Haiti: Earthquakes - Jan 2010
The earthquake that hit Haiti on 12 Jan 2010 affected almost 3.5 million people, including the entire population of 2.8 million people living in the capital, Port-au- Prince. The Government of Haiti estimates that the earthquake killed 222,570 and injured another 300,572 people. Displacement peaked at close to 2.3 million people, including 302,000 children. At least 188,383 houses were badly damaged and 105,000 were destroyed by the earthquake. Sixty per cent of Government and administrative buildings, 80 per cent of schools in Port-au-Prince and 60 per cent of schools in the South and West Departments were destroyed or damaged. Total earthquake-related loss is estimated at $7.8 billion, equivalent to more than 120 per cent of Haiti’s 2009 gross domestic product. (UN General Assembly, 2 Sep 2011)
According to the Humanitarian Action Plan for Haiti 2014 an estimated 172,000 people remained internally displaced in Haiti in 306 camps at the end of 2013, almost four years after the earthquake. Basic services in camps, including WASH and health, had declined faster than the pace of return or relocation of the displaced. 16,377 displaced families living in 52 camps were considered at high risk of forced evictions. Almost 80,000 people lived in 67 camps considered to be at particularly high risk of flooding, with an additional 30 camps at additional environmental risks.
By mid-2014, an estimated 104,000 people remained internally displaced in 172 camps. Almost 70,000 IDPs were not currently targeted by any return or relocation programs. (OCHA, 31 Jul 2014) By Sep, 85,432 people remained internally displaced in 123 camps. (IOM, 8 Oct 2014)
Even as the group has publicly celebrated its work, insider accounts detail a string of failures
by Justin Elliott, ProPublica, and Laura Sullivan, NPR

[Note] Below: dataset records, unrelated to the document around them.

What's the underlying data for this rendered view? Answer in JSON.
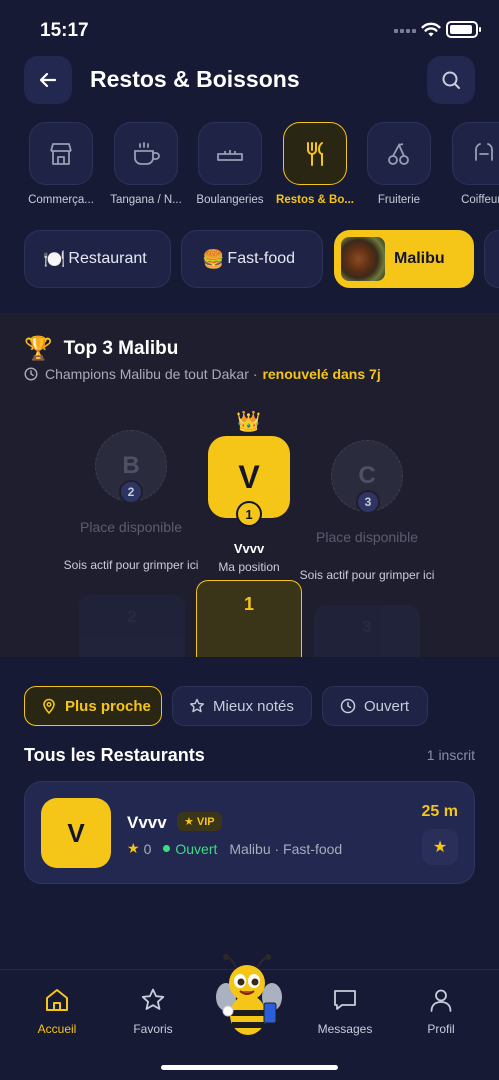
{
  "status_bar": {
    "time": "15:17"
  },
  "header": {
    "title": "Restos & Boissons"
  },
  "categories": [
    {
      "label": "Commerça...",
      "icon": "store-icon"
    },
    {
      "label": "Tangana / N...",
      "icon": "coffee-cup-icon"
    },
    {
      "label": "Boulangeries",
      "icon": "bread-icon"
    },
    {
      "label": "Restos & Bo...",
      "icon": "fork-knife-icon",
      "active": true
    },
    {
      "label": "Fruiterie",
      "icon": "cherries-icon"
    },
    {
      "label": "Coiffeurs",
      "icon": "hair-dryer-icon"
    }
  ],
  "subfilters": {
    "restaurant": {
      "emoji": "🍽️",
      "label": "Restaurant"
    },
    "fastfood": {
      "emoji": "🍔",
      "label": "Fast-food"
    },
    "malibu": {
      "label": "Malibu",
      "active": true
    }
  },
  "top3": {
    "trophy": "🏆",
    "title": "Top 3 Malibu",
    "subtitle": "Champions Malibu de tout Dakar ·",
    "renew": "renouvelé dans 7j",
    "second": {
      "letter": "B",
      "rank": "2",
      "label": "Place disponible",
      "hint": "Sois actif pour grimper ici",
      "podium": "2"
    },
    "first": {
      "crown": "👑",
      "letter": "V",
      "rank": "1",
      "name": "Vvvv",
      "position": "Ma position",
      "podium": "1"
    },
    "third": {
      "letter": "C",
      "rank": "3",
      "label": "Place disponible",
      "hint": "Sois actif pour grimper ici",
      "podium": "3"
    }
  },
  "sort": {
    "nearest": "Plus proche",
    "best_rated": "Mieux notés",
    "open": "Ouvert"
  },
  "list": {
    "title": "Tous les Restaurants",
    "count": "1 inscrit",
    "items": [
      {
        "initial": "V",
        "name": "Vvvv",
        "badge": "VIP",
        "rating": "0",
        "status": "Ouvert",
        "tags": "Malibu · Fast-food",
        "distance": "25 m"
      }
    ]
  },
  "nav": {
    "home": "Accueil",
    "favorites": "Favoris",
    "messages": "Messages",
    "profile": "Profil"
  },
  "colors": {
    "accent": "#f5c518",
    "background": "#161a35",
    "success": "#3ddc84"
  }
}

The neighborhood of Campeche sprawls up a steep hillside in Haiti’s capital city, Port-au-Prince. Goats rustle in trash that goes forever uncollected. Children kick a deflated volleyball in a dusty lot below a wall with a hand-painted logo of the American Red Cross.
After a devastating earthquake hit Haiti in 2010, governments and foundations from around the world pledged more than $9 billion to help get the country back on its feet.
Only a fraction of the money ever made it. And Haiti's President Michel Martelly says the funds aren't "showing results."
Roughly 350,000 people still live in camps. Many others simply moved back to the same shoddily built structures that proved so deadly during the disaster.
by JASON BEAUBIEN
Even before the devastating earthquake in 2010, Haiti's public health care system was perhaps the worst in the Western Hemisphere. Then the quake knocked down clinics, killed medical workers and severely damaged the General Hospital in Port-au-Prince, the capital.
Now, the Boston-based group Partners in Health has set out to build a world-class teaching hospital in what used to be a rice field in the Haitian countryside.
MARISA PEÑALOZA and CARRIE KAHN
After Haiti's devastating earthquake two years ago, Americans donated large sums of money. This helped charities and aid groups save lives immediately after the disaster. But it's been much harder for them to help Haitians rebuild their devastated country. In the second of two stories, NPR's Carrie Kahn and Marisa Penaloza report that its difficult to get detailed information about how organizations spend their money.
by Colum Lynch
President Michel Martelly, the Haitian leader formally known as Sweet Micky, came to New York to "rebrand" the image of the troubled Caribbean island in his first visit to address the U.N. General Assembly.
Read the full article on the National Public Radio website
by JASON BEAUBIEN
Across the Haitian capital of Port-au-Prince, hundreds of thousands of people left homeless by the Jan. 12 earthquake have settled into camps. Officials say the quake victims could be in the makeshift settlements for months or even years.
Many of the camps are dangerous. Some are at risk of flooding, and landslides threaten others.
by JASON BEAUBIEN
Morning Edition [4 min 57 sec]
In the shattered Haitian capital of Port-au-Prince, two camps for earthquake survivors are situated side by side, and they couldn't be more different.
One built by the Haitian government is clean, new, orderly and empty. The other is the largest informal settlement in the city.